Residential Heat Pumps to Decarbonize CO2 Emissions
Residential heating and cooling accounts for approximately 10% of global greenhouse gas emissions while traditional gas heating systems also emit hazardous sulfur dioxide, nitrogen oxides into homes, and contribute to respiratory health issues, smog, and acid rain. By 2050, 2.6 billion people globally will live in regions requiring heating and cooling with 47% of the world relying on natural gas for heating. Expediting the transition from fossil fuels is key to limiting emissions. Heat pumps can aid in this transition while improving home heating efficiency exponentially.
In 2022, Russian natural gas prices ballooned to 270% of their pre-war price, leading to an explosion in demand for heat pumps in Europe. The now $8.1B global heat pump market is experiencing exceptional annual growth but has encountered significant manufacturing and installation challenges.
Heat Pump Innovations
The two primary technologies in heat pumps used to heat/cool are air source and ground source.

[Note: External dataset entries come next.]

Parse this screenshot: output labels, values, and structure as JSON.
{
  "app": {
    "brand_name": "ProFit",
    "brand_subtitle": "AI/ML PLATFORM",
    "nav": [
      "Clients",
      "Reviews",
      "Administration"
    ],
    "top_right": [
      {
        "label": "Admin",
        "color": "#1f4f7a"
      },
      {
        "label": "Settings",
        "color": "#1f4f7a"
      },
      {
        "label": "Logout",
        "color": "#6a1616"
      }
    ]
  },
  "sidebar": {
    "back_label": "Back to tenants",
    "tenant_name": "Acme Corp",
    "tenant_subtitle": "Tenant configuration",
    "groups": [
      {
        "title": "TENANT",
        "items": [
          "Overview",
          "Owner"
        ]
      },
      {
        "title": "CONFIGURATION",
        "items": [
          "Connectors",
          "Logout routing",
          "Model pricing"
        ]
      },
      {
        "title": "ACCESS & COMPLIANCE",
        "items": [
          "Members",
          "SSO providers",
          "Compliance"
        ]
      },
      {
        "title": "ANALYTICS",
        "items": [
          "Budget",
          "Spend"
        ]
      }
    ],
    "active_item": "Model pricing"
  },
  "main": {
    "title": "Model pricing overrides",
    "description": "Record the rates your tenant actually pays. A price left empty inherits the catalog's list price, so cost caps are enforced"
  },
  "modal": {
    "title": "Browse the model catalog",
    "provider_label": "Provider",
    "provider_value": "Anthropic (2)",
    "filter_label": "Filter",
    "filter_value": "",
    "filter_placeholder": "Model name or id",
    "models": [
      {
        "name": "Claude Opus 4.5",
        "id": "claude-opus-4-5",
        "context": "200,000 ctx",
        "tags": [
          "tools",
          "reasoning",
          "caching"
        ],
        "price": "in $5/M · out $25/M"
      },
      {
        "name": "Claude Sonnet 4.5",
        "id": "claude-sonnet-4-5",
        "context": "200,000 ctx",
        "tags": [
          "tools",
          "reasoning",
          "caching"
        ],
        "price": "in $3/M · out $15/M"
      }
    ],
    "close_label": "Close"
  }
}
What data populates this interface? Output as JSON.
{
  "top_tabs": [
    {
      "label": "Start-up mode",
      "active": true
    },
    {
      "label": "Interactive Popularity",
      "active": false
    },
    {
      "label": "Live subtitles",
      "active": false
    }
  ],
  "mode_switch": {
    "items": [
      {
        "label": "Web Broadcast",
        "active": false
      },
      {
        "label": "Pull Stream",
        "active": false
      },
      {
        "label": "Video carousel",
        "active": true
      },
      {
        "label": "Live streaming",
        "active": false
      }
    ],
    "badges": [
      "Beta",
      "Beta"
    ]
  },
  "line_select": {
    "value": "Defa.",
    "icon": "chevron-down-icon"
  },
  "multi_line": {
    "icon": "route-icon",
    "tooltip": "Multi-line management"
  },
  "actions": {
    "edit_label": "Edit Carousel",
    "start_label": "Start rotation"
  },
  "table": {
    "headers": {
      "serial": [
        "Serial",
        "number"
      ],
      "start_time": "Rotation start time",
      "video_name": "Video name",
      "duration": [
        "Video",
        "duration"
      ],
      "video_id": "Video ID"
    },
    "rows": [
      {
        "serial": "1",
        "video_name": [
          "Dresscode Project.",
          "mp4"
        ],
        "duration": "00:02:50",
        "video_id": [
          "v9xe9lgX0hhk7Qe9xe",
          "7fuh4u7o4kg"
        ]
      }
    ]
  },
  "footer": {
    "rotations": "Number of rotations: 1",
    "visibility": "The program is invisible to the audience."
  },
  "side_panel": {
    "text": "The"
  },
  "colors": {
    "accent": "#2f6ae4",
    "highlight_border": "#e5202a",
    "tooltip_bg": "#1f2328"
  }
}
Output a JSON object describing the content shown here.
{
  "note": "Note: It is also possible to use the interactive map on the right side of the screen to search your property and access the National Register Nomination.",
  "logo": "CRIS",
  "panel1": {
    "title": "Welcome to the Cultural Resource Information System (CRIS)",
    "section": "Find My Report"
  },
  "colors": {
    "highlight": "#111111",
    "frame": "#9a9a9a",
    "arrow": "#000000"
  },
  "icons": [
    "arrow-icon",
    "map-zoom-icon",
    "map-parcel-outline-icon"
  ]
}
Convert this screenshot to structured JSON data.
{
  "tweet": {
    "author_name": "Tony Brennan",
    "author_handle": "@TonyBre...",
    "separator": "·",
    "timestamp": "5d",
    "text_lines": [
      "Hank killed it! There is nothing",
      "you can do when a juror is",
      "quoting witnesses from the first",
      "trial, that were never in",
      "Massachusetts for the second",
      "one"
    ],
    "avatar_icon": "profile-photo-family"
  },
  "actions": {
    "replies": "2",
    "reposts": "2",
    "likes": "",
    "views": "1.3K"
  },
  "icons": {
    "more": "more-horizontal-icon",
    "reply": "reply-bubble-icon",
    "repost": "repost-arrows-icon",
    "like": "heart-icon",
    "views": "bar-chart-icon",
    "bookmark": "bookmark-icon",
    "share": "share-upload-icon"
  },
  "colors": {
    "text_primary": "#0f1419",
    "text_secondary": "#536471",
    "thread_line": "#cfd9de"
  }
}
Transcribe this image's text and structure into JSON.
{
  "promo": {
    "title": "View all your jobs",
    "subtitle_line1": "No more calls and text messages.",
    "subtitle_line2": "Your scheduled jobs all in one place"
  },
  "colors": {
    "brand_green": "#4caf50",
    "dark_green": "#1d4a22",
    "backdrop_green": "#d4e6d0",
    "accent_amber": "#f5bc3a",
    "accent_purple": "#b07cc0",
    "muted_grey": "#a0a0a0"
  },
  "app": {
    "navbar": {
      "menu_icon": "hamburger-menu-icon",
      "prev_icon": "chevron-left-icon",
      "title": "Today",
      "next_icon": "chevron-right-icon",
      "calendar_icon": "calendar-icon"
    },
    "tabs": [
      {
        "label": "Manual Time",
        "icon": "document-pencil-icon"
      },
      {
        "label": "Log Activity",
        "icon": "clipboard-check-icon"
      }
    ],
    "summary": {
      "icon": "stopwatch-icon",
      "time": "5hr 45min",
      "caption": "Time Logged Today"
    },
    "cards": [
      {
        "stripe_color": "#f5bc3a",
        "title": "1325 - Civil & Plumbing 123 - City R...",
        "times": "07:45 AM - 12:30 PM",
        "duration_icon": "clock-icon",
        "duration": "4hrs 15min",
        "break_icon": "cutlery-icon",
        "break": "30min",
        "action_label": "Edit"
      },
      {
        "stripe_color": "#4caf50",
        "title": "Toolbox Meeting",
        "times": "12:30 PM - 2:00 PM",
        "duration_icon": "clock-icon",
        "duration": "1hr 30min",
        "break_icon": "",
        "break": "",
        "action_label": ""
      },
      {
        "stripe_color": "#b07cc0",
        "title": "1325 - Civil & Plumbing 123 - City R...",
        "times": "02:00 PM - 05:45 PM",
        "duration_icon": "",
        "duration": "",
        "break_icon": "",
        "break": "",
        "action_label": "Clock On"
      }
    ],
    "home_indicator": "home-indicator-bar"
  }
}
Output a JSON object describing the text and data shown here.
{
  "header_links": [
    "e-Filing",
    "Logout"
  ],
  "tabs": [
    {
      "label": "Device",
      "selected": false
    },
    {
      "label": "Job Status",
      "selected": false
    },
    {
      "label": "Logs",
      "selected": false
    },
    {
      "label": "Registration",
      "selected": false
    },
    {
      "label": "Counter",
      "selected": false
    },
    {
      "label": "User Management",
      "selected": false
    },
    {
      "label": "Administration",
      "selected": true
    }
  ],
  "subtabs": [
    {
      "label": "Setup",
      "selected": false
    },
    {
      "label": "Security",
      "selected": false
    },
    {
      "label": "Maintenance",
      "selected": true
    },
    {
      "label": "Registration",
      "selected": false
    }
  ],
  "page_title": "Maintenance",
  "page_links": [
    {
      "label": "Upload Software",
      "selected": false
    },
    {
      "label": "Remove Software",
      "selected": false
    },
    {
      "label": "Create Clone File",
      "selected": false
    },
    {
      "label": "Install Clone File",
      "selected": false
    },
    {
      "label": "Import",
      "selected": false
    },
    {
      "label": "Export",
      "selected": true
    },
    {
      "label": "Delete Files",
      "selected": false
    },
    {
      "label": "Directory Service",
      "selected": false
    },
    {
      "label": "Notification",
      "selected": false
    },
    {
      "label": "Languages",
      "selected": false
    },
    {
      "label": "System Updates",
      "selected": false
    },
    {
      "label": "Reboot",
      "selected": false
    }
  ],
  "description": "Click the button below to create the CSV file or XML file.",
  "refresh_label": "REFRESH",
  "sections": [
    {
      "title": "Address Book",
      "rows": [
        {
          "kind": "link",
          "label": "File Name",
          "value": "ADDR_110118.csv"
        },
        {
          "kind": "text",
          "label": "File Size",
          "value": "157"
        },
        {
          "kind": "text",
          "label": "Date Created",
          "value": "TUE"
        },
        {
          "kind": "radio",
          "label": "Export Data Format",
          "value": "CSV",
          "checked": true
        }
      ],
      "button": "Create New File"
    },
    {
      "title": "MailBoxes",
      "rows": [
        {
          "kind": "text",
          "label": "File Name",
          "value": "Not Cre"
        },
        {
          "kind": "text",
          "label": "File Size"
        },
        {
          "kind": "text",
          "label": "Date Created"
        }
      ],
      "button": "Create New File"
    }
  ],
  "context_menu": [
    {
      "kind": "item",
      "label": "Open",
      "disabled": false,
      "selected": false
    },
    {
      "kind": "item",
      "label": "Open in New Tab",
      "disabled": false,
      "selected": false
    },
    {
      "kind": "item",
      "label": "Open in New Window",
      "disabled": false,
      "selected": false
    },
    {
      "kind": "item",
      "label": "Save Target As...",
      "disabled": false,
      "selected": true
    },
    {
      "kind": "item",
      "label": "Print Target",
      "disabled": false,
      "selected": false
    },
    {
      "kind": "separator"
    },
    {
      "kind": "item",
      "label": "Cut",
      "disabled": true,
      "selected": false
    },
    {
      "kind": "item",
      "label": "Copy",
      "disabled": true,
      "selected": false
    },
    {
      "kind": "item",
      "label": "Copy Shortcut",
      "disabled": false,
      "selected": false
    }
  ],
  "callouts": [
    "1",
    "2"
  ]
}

Air source moves heat from ambient air inside or outside the home, while ground source moves heat from the earth through a series of boreholes and refrigerants/water. Both types have specific strengths and areas for innovation to improve efficiency:
- Air Source: Currently concentrated in urban apartments or small homes, these heat pumps are already 3x more efficient than gas boilers or furnaces on average but require substantial innovation across technical components to address cold weather performance and heating output including improved refrigerant performance/safety, improved expansion valves, and incorporation of atomizers. Compressors are the hotbed of innovation at the moment with innovators positing thermoelectric semiconductors and perovskites as potential replacements.
- Ground Source: Traditionally a commercial heating tool, new builds and district heating networks are turning to ground source due to its reliability and low operating cost. The key issue with ground source is the system’s installation cost. Innovations to reduce both drilling cost (drill-hammers, plasma arc priming systems) and land requirements (e.g., Celsius Energy’s boreholes along a home’s foundation) provide pathways to improve ground source’s feasibility.
While ground source is both more efficient and cheaper to operate compared to air source, 90% of installations in Europe have been using air source. Similarly, manufacturers are expanding production exponentially while installations increase gradually. The installation market for heat pumps has been remarkably slow in its uptake of new technologies, slowing adoption of already complicated ground source installations as well as air source heat pumps generally. Approaches to address this delay include digital consultation or marketplace software that expedite installation and communication (e.g., Lun, Genius Energy Lab, Woltair) and attempts at vertical integration (e.g., Kensa).
Heat Pump Innovator Spotlight
- Gradient: Gradient is a producer of window unit air source heat pumps without additional installation cost. Gradient has improved air source performance in cold climates by incorporating atomizers and next-gen refrigerants. The company has been especially successful in attracting public investment for their work in decarbonizing New York City heating and cooling.
- Kensa: Kensa is a heat pump manufacturer, installation designer, and utility owner focused on ground source heat pumps. Kensa is targeting widespread rollout of district heating systems in Britain by 2025 in which the company incurs all capital cost but receives relevant tax credits and owns the subsurface infrastructure.
- Woltair: Woltair began as a software company connecting installers, planners, and manufacturers in the heat pump marketplace. Their software services increase installation productivity threefold, and the company recently began producing its own heat pump.
Coefficient of Performance (COP)
Residential Heat Pump Trends and Long-Term Outlook
For a home requiring both heating and cooling, the economics are clear that heat pumps are more efficient than a combination of a boiler/furnace and cooling system. However, air source struggles to heat large homes, ground source installation is expensive, and value chain disconnects relegate heat pumps to limited market niches.
Solutions to these issues are varied. For air source, large corporates like Carrier and NIBE are recentering their portfolios with big bets on expanding manufacturing through acquisitions and European expansion. Oil and gas technologies have become a norm in ground source, with companies like Bedrock Energy rapidly converting borrowed drilling and software technologies for heating. Industry cooperation remains limited, though, but shows promise with companies like Genius Energy Lab and Kensa creating robust shared intellectual properties (IP), while Aira and MTEK work together on factory optimization.
Policy varies exceptionally by country and region. In Asia, Japan is dominating IP filing for new technologies while China fortifies its position as the largest volume manufacturer of heat pumps. In Europe, legislation banning boilers/furnace installations is spiking heat pump demand while subsidies for neighborhood district heating systems create pathways for ground source in urban areas.
The U.S. leads the way in supporting start-ups with the Department of Energy awarding dozens of innovators grants to expand their production or research technologies. As the number of people requiring heating and cooling grows, replicating successful policies in Asia, Latin America, and Africa will be essential to curb reliance on fossil heating.
Residential heat pumps have been a promising technology in reducing emissions for several years. Now cast into the mainstream by the Russia-Ukraine conflict, innovators have a golden chance to perfect heat pumps and introduce the next generation of HVAC solutions.